§ EXERCISE DESCRIPTION: Return the data exactly, but only from the line containing "Decode this image" through its last line.

Page and application data records
--------------------
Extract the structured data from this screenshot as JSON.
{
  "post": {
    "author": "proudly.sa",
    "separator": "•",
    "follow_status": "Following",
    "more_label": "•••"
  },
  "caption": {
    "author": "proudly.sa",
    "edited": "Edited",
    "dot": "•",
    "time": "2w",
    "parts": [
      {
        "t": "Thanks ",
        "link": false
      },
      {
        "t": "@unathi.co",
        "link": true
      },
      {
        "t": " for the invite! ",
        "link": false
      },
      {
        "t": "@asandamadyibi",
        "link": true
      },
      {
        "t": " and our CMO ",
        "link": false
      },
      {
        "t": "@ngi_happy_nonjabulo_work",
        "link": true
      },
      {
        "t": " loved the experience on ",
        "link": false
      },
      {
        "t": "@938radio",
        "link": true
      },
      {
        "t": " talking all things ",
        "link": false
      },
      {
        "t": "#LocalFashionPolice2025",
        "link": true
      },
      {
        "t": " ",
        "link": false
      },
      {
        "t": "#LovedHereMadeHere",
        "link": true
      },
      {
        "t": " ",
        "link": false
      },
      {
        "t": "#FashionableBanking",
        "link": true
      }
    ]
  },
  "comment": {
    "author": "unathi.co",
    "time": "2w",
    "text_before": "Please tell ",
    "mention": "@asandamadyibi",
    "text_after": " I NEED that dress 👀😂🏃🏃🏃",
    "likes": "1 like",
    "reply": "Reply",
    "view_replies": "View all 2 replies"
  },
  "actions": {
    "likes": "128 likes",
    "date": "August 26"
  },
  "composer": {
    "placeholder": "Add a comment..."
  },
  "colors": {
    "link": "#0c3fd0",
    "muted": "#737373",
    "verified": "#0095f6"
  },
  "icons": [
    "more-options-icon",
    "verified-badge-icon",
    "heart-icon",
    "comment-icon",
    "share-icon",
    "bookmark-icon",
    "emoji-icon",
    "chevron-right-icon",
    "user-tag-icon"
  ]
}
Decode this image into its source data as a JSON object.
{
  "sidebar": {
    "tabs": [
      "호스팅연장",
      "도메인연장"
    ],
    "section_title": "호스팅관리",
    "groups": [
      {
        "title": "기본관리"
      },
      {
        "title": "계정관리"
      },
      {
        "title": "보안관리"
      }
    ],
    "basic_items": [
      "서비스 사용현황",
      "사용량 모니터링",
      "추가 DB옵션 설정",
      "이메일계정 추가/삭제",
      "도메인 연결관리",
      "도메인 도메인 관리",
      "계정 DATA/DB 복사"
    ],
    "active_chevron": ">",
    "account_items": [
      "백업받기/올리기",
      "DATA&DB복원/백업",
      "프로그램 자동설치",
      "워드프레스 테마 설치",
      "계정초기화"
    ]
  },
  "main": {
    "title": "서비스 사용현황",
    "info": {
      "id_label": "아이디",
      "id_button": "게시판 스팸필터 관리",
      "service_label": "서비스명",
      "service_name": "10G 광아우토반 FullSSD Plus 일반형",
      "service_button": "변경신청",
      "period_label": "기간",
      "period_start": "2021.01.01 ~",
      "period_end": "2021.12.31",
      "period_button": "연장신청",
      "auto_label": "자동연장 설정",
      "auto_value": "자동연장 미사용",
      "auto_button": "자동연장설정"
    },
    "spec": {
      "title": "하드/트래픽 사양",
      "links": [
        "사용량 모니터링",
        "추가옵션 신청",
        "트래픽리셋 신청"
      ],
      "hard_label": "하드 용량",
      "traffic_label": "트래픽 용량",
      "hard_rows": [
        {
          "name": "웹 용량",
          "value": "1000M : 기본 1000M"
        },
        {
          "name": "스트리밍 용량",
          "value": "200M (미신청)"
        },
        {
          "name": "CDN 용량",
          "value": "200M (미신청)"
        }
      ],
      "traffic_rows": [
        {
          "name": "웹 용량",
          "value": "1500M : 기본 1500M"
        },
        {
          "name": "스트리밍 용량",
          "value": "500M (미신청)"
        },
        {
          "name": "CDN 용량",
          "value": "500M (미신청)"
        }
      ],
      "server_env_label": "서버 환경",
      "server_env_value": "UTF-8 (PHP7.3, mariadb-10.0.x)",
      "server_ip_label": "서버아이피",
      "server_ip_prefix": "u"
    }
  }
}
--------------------
§ EXPECTED OUTPUT:
Decode this image into its source data as a JSON object.
{
  "sidebar": {
    "tabs": [
      "호스팅연장",
      "도메인연장"
    ],
    "section_title": "호스팅관리",
    "groups": [
      {
        "title": "기본관리"
      },
      {
        "title": "계정관리"
      },
      {
        "title": "보안관리"
      }
    ],
    "basic_items": [
      "서비스 사용현황",
      "사용량 모니터링",
      "추가 DB옵션 설정",
      "이메일계정 추가/삭제",
      "도메인 연결관리",
      "도메인 도메인 관리",
      "계정 DATA/DB 복사"
    ],
    "active_chevron": ">",
    "account_items": [
      "백업받기/올리기",
      "DATA&DB복원/백업",
      "프로그램 자동설치",
      "워드프레스 테마 설치",
      "계정초기화"
    ]
  },
  "main": {
    "title": "서비스 사용현황",
    "info": {
      "id_label": "아이디",
      "id_button": "게시판 스팸필터 관리",
      "service_label": "서비스명",
      "service_name": "10G 광아우토반 FullSSD Plus 일반형",
      "service_button": "변경신청",
      "period_label": "기간",
      "period_start": "2021.01.01 ~",
      "period_end": "2021.12.31",
      "period_button": "연장신청",
      "auto_label": "자동연장 설정",
      "auto_value": "자동연장 미사용",
      "auto_button": "자동연장설정"
    },
    "spec": {
      "title": "하드/트래픽 사양",
      "links": [
        "사용량 모니터링",
        "추가옵션 신청",
        "트래픽리셋 신청"
      ],
      "hard_label": "하드 용량",
      "traffic_label": "트래픽 용량",
      "hard_rows": [
        {
          "name": "웹 용량",
          "value": "1000M : 기본 1000M"
        },
        {
          "name": "스트리밍 용량",
          "value": "200M (미신청)"
        },
        {
          "name": "CDN 용량",
          "value": "200M (미신청)"
        }
      ],
      "traffic_rows": [
        {
          "name": "웹 용량",
          "value": "1500M : 기본 1500M"
        },
        {
          "name": "스트리밍 용량",
          "value": "500M (미신청)"
        },
        {
          "name": "CDN 용량",
          "value": "500M (미신청)"
        }
      ],
      "server_env_label": "서버 환경",
      "server_env_value": "UTF-8 (PHP7.3, mariadb-10.0.x)",
      "server_ip_label": "서버아이피",
      "server_ip_prefix": "u"
    }
  }
}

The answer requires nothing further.